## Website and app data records
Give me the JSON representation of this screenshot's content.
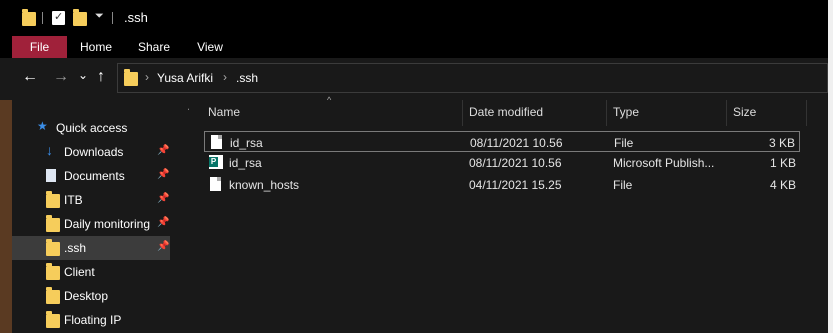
{
  "window": {
    "title": ".ssh"
  },
  "quick_access_toolbar": {
    "icons": [
      "folder-icon",
      "properties-icon",
      "new-folder-icon",
      "dropdown-icon"
    ]
  },
  "ribbon": {
    "tabs": [
      "File",
      "Home",
      "Share",
      "View"
    ]
  },
  "nav": {
    "back": "←",
    "forward": "→",
    "recent": "⌄",
    "up": "↑"
  },
  "address_bar": {
    "breadcrumb": [
      "Yusa Arifki",
      ".ssh"
    ],
    "separator": "›"
  },
  "sidebar": {
    "items": [
      {
        "label": "Quick access",
        "icon": "star-icon",
        "pinned": false,
        "selected": false
      },
      {
        "label": "Downloads",
        "icon": "download-arrow-icon",
        "pinned": true,
        "selected": false
      },
      {
        "label": "Documents",
        "icon": "documents-icon",
        "pinned": true,
        "selected": false
      },
      {
        "label": "ITB",
        "icon": "folder-icon",
        "pinned": true,
        "selected": false
      },
      {
        "label": "Daily monitoring",
        "icon": "folder-icon",
        "pinned": true,
        "selected": false
      },
      {
        "label": ".ssh",
        "icon": "folder-icon",
        "pinned": true,
        "selected": true
      },
      {
        "label": "Client",
        "icon": "folder-icon",
        "pinned": false,
        "selected": false
      },
      {
        "label": "Desktop",
        "icon": "folder-icon",
        "pinned": false,
        "selected": false
      },
      {
        "label": "Floating IP",
        "icon": "folder-icon",
        "pinned": false,
        "selected": false
      }
    ]
  },
  "file_list": {
    "columns": [
      "Name",
      "Date modified",
      "Type",
      "Size"
    ],
    "rows": [
      {
        "name": "id_rsa",
        "date": "08/11/2021 10.56",
        "type": "File",
        "size": "3 KB",
        "icon": "file-icon",
        "focused": true
      },
      {
        "name": "id_rsa",
        "date": "08/11/2021 10.56",
        "type": "Microsoft Publish...",
        "size": "1 KB",
        "icon": "publisher-icon",
        "focused": false
      },
      {
        "name": "known_hosts",
        "date": "04/11/2021 15.25",
        "type": "File",
        "size": "4 KB",
        "icon": "file-icon",
        "focused": false
      }
    ]
  },
  "colors": {
    "file_tab": "#a0213a",
    "folder": "#f6cd5b",
    "background": "#191919",
    "selected": "#3c3c3c"
  }
}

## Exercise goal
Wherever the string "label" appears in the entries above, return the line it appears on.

## Answer to this exercise
        "label": "Quick access",
        "label": "Downloads",
        "label": "Documents",
        "label": "ITB",
        "label": "Daily monitoring",
        "label": ".ssh",
        "label": "Client",
        "label": "Desktop",
        "label": "Floating IP",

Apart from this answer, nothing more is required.